Samples says his company is saving money via green IT in a couple of ways. “First of all, new equipment is more power-efficient,” he says. “In some places, we’re retiring two and three servers. So electrical consumption is going to go down, and we’re going to save money on licensing costs because we’ll have one server doing the job of two or three.”

Cooper Communities, which is a land development company, has received awards for its environmental programs. The kudos include an environmental stewardship award from the West Virginia Department of Environmental Protection, and the Stockton Award from the Northwest Arkansas Audubon Society. In addition, The Nature Conservancy has established the Cooper Family Conservation Award, which is presented annually to a business that makes outstanding contributions to conservation in Arkansas.

The company’s primary vendors are Dell Inc., HP and Cisco Systems Inc., and even though his green strategies have been developed internally and independently of those vendors, Samples says he still believes that the overall vendor community is slowly moving toward a greener IT orientation.

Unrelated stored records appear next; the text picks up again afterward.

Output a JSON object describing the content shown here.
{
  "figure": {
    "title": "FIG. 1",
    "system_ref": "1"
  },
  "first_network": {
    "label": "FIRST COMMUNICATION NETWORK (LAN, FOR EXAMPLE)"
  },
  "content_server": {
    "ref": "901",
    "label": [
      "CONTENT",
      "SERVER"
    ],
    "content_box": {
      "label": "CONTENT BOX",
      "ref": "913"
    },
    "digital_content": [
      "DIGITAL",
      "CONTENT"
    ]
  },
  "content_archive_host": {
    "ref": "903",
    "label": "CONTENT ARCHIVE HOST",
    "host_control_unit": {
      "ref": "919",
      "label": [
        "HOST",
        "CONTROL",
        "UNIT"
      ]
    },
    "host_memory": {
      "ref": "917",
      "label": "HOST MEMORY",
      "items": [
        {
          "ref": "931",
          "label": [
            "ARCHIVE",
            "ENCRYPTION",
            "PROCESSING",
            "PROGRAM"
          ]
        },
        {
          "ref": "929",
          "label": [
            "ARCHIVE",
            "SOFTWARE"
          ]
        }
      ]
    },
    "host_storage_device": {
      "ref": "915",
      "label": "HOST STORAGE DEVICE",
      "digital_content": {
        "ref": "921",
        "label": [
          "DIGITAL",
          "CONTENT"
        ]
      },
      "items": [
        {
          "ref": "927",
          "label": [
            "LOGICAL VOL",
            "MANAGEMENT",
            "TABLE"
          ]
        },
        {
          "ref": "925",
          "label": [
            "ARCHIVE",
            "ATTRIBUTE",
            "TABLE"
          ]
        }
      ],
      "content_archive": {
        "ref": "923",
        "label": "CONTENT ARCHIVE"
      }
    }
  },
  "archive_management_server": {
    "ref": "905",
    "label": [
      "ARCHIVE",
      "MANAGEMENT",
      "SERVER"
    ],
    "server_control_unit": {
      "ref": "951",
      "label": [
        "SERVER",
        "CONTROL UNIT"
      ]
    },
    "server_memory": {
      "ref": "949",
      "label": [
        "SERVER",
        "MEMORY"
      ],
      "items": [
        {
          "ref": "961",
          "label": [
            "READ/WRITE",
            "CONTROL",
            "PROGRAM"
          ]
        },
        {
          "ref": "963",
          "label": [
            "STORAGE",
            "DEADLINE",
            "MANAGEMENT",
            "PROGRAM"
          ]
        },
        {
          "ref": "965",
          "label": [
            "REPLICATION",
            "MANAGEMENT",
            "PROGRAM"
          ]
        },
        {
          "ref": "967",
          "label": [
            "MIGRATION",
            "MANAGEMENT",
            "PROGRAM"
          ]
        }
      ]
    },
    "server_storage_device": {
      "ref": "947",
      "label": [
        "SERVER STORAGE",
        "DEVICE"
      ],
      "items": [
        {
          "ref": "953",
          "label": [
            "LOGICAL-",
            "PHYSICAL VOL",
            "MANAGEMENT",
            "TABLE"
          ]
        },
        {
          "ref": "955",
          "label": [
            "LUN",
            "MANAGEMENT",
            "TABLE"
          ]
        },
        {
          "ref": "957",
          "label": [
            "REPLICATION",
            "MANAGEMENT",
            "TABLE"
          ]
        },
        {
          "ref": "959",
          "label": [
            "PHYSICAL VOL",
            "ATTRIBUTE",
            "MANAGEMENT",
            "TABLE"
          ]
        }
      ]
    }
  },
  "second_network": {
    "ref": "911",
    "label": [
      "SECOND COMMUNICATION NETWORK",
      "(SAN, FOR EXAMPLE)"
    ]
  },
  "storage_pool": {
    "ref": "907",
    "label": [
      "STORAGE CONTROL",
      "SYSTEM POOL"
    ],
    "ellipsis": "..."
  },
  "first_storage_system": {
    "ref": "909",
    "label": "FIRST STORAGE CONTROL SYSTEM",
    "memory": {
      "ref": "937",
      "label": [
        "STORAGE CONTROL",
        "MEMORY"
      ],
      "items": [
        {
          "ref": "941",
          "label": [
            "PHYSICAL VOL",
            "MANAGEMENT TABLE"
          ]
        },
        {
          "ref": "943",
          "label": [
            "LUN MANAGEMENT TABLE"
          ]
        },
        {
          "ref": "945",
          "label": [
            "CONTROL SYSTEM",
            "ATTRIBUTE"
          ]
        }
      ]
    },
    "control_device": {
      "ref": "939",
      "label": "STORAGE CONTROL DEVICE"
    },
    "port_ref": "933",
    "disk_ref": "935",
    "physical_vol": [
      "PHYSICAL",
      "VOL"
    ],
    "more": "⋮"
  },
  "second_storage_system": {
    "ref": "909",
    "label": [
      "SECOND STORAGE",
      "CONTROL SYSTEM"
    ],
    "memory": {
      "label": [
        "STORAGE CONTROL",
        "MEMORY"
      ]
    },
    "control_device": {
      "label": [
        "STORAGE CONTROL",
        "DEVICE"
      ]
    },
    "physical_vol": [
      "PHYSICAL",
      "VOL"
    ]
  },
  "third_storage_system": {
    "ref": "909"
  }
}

“I think it’s something the major IT vendors are starting to address,” he states. “I don’t think they’re where they need to be yet. As far as I know, servers are not meeting green IT initiatives. Desktops are certainly getting there, but I don’t think that server and network infrastructures have been addressed the same way.”

Boone says his hospital can save some energy by turning off PCs that are only used during the day and lights that are not serving any purpose. But when it comes to technology, he says, “if it needs power, you’re going to use that power to get the job done.”

Whether or not vendors are repackaging their existing products and calling them green is a matter for debate. In the mean time, PMI Mortgage’s Pachura seems to sum up the attitude of many users when he says, “I think that what’s really not [product] repackaging is the vendors working with their customers to deploy green technology. We’re actually seeing activities from the vendors where they’re willing to come out and help understand how you can have a more ecology-friendly implementation.”